WHAT THE EXERCISE ASKS - Copy out every line of the data that has the word "Edition" somewhere in it.

··· TASK INPUT ···

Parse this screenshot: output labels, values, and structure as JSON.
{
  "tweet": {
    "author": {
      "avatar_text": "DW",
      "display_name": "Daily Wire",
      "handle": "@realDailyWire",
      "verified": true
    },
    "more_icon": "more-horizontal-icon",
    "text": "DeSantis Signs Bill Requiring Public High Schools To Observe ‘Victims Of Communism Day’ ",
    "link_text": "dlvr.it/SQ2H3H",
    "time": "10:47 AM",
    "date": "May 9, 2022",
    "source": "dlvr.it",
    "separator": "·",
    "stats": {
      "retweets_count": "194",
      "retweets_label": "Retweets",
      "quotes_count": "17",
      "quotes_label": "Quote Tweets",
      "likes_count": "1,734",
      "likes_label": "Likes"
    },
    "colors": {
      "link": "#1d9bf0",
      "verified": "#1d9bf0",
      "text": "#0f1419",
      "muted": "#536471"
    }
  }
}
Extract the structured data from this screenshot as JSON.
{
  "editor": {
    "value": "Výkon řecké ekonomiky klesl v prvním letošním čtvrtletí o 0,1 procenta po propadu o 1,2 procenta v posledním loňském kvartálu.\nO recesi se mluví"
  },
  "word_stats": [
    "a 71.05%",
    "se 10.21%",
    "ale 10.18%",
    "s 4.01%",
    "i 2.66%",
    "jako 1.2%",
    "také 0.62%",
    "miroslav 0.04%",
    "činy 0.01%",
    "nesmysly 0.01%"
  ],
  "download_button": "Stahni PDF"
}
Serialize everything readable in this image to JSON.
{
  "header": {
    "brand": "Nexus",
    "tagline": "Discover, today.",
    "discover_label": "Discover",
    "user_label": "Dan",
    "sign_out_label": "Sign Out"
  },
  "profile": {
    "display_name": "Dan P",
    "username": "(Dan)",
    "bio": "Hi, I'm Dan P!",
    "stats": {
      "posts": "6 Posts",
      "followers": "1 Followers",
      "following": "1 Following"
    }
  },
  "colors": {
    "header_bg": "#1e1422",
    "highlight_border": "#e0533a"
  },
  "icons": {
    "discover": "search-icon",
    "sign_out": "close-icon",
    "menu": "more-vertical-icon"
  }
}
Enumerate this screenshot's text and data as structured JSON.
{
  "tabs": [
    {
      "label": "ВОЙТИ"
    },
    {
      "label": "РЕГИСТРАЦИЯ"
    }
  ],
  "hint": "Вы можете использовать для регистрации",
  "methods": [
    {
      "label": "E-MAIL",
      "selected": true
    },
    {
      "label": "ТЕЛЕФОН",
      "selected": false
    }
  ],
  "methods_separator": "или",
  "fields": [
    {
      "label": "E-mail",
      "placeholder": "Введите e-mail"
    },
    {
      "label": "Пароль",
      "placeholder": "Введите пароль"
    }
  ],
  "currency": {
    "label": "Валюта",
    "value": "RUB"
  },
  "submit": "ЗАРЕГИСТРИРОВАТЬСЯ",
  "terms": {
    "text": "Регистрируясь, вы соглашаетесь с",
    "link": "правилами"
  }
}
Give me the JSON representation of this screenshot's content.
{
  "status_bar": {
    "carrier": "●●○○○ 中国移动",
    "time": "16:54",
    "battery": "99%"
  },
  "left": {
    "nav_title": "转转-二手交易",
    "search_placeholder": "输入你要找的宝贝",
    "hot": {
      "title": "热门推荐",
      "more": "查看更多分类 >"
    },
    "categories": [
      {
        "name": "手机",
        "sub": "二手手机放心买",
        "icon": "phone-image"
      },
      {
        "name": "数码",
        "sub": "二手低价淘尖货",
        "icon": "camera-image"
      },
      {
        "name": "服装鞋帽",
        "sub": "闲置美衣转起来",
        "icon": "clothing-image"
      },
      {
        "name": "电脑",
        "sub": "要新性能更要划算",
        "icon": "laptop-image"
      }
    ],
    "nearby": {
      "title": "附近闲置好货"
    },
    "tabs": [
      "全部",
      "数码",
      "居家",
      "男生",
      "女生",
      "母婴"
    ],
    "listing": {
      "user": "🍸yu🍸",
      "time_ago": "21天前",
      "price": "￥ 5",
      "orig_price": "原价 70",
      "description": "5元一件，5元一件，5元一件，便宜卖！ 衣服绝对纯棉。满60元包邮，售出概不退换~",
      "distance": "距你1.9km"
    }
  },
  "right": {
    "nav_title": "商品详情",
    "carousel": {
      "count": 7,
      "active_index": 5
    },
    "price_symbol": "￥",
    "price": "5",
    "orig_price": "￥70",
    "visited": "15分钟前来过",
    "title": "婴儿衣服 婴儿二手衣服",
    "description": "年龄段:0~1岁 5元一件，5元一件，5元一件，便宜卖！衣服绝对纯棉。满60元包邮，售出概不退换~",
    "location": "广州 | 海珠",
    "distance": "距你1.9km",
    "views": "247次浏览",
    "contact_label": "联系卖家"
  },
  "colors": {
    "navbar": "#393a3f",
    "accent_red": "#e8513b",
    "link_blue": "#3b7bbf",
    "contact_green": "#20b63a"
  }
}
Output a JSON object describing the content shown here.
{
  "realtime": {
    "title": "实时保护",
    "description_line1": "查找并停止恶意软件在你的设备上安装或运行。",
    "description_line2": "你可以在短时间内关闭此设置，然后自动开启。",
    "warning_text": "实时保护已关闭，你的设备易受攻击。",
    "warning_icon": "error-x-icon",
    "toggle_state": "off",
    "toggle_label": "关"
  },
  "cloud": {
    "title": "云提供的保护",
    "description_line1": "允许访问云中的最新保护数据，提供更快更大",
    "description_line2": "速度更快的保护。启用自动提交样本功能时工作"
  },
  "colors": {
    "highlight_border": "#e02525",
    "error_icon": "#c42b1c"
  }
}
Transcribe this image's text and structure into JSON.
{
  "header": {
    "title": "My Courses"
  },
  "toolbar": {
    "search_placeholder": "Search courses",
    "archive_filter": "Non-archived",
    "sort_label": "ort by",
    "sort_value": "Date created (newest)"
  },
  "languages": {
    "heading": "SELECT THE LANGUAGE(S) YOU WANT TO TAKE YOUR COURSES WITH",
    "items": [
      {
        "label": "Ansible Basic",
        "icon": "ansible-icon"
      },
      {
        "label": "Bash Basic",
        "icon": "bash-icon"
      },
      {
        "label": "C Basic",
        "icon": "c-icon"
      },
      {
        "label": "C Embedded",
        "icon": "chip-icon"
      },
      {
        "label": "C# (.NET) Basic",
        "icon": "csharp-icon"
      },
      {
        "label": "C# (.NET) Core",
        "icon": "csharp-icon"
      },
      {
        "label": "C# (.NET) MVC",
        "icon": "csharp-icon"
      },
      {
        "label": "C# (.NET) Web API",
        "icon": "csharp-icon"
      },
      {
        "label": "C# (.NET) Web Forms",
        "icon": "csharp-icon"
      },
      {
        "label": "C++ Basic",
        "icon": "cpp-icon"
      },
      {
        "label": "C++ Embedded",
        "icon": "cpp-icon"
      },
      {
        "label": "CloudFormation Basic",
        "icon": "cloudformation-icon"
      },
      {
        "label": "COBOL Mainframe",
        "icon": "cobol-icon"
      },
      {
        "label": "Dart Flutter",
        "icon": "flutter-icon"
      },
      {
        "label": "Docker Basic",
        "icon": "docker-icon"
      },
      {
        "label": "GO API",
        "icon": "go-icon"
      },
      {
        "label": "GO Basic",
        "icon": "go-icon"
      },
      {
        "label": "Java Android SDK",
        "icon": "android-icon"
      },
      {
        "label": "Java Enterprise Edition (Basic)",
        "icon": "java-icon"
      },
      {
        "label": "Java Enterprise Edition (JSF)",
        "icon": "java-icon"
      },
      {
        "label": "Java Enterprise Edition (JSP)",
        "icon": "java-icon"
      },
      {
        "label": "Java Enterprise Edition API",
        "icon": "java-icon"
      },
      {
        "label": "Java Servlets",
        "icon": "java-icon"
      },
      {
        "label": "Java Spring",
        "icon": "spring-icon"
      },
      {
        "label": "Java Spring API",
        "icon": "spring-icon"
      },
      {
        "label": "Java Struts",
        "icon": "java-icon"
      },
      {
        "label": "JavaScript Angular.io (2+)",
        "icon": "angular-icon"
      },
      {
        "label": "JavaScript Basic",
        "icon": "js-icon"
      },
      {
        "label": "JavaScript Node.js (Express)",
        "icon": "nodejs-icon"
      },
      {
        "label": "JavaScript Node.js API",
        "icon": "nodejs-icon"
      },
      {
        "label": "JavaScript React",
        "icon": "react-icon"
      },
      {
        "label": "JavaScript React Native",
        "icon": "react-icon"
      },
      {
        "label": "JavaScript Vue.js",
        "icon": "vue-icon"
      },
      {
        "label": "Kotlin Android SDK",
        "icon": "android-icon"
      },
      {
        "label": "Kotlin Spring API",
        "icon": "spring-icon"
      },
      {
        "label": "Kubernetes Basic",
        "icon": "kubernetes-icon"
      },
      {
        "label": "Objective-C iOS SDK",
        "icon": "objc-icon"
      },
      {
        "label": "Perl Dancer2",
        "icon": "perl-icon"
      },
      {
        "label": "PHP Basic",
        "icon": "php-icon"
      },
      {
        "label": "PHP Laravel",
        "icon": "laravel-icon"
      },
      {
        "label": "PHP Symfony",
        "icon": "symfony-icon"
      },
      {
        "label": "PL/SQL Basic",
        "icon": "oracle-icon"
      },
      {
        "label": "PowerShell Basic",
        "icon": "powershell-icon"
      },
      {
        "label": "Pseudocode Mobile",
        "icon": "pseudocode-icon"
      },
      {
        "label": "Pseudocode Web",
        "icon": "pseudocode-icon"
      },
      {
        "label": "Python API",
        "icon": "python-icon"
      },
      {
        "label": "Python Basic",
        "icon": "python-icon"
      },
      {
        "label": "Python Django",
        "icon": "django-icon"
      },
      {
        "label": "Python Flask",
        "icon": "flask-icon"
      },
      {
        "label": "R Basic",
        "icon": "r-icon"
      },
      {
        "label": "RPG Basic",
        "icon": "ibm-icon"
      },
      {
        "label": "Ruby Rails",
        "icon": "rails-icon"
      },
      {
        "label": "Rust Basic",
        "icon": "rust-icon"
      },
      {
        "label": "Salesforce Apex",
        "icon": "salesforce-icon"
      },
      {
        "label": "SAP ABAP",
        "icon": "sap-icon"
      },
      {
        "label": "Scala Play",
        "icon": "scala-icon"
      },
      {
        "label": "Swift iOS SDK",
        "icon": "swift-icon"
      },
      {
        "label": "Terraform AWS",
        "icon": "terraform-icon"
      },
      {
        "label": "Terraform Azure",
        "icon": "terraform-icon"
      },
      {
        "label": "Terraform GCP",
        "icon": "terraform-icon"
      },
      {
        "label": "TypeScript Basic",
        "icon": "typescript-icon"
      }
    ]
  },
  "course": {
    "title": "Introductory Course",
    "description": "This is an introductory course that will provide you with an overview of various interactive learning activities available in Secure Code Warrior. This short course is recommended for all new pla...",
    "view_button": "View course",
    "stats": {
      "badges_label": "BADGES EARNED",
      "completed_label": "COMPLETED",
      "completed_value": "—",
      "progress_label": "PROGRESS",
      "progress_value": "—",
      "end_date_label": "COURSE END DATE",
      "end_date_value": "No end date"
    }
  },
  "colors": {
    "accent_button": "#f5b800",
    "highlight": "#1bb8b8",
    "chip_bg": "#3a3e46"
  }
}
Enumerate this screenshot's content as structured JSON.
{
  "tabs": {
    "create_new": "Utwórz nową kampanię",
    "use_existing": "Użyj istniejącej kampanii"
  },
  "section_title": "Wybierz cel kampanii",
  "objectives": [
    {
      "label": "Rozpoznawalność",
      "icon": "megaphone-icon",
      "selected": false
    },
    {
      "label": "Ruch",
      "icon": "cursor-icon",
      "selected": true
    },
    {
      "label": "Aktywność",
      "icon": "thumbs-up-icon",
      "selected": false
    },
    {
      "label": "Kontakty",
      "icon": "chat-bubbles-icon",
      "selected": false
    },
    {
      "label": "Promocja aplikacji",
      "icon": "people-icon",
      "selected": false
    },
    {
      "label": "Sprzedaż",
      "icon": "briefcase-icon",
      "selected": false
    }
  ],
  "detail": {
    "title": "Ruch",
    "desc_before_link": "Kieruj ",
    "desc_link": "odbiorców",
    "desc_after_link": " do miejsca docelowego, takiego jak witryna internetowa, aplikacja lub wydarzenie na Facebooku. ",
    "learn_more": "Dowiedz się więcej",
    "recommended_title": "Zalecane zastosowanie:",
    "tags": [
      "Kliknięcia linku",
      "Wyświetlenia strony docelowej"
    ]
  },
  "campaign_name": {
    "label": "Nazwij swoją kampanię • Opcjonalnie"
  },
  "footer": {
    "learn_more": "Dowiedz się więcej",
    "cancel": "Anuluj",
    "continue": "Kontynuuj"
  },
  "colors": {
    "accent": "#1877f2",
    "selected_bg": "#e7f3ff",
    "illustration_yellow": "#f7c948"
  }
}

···

SOLUTION TO THIS EXERCISE -
        "label": "Java Enterprise Edition (Basic)",
        "label": "Java Enterprise Edition (JSF)",
        "label": "Java Enterprise Edition (JSP)",
        "label": "Java Enterprise Edition API",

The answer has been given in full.